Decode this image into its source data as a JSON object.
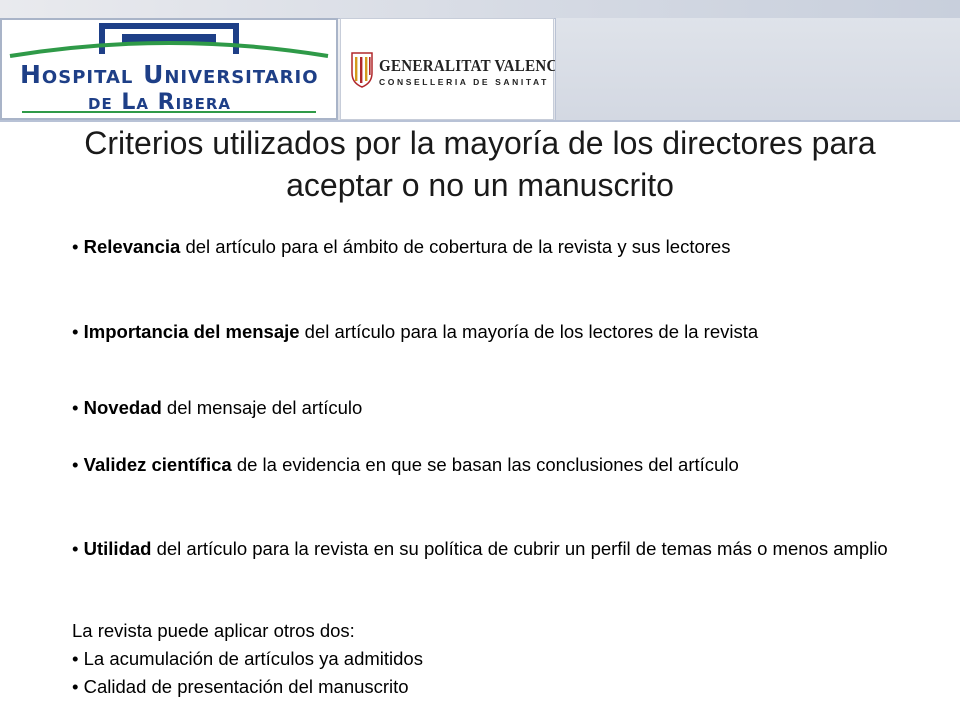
{
  "header": {
    "hospital_logo": {
      "line1": "Hospital Universitario",
      "line2": "de La Ribera"
    },
    "gva_logo": {
      "line1": "GENERALITAT VALENCIANA",
      "line2": "CONSELLERIA DE SANITAT"
    }
  },
  "slide": {
    "title": "Criterios utilizados por la mayoría de los directores para aceptar o no un manuscrito",
    "bullet_symbol": "•",
    "criteria": [
      {
        "term": "Relevancia",
        "text": " del artículo para el ámbito de cobertura de la revista y sus lectores"
      },
      {
        "term": "Importancia del mensaje",
        "text": " del artículo para la mayoría de los lectores de la revista"
      },
      {
        "term": "Novedad",
        "text": " del mensaje del artículo"
      },
      {
        "term": "Validez científica",
        "text": " de la evidencia en que se basan las conclusiones del artículo"
      },
      {
        "term": "Utilidad",
        "text": " del artículo para la revista en su política de cubrir un perfil de temas más o menos amplio"
      }
    ],
    "extra_intro": "La revista puede aplicar otros dos:",
    "extra_items": [
      "La acumulación de artículos ya admitidos",
      "Calidad de presentación del manuscrito"
    ]
  },
  "colors": {
    "logo_blue": "#1e3f87",
    "logo_green": "#2f9a48",
    "header_border": "#a9b4c8"
  }
}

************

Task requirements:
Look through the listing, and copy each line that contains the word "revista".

Solution to the problem:
        "text": " del artículo para el ámbito de cobertura de la revista y sus lectores"
        "text": " del artículo para la mayoría de los lectores de la revista"
        "text": " del artículo para la revista en su política de cubrir un perfil de temas más o menos amplio"
    "extra_intro": "La revista puede aplicar otros dos:",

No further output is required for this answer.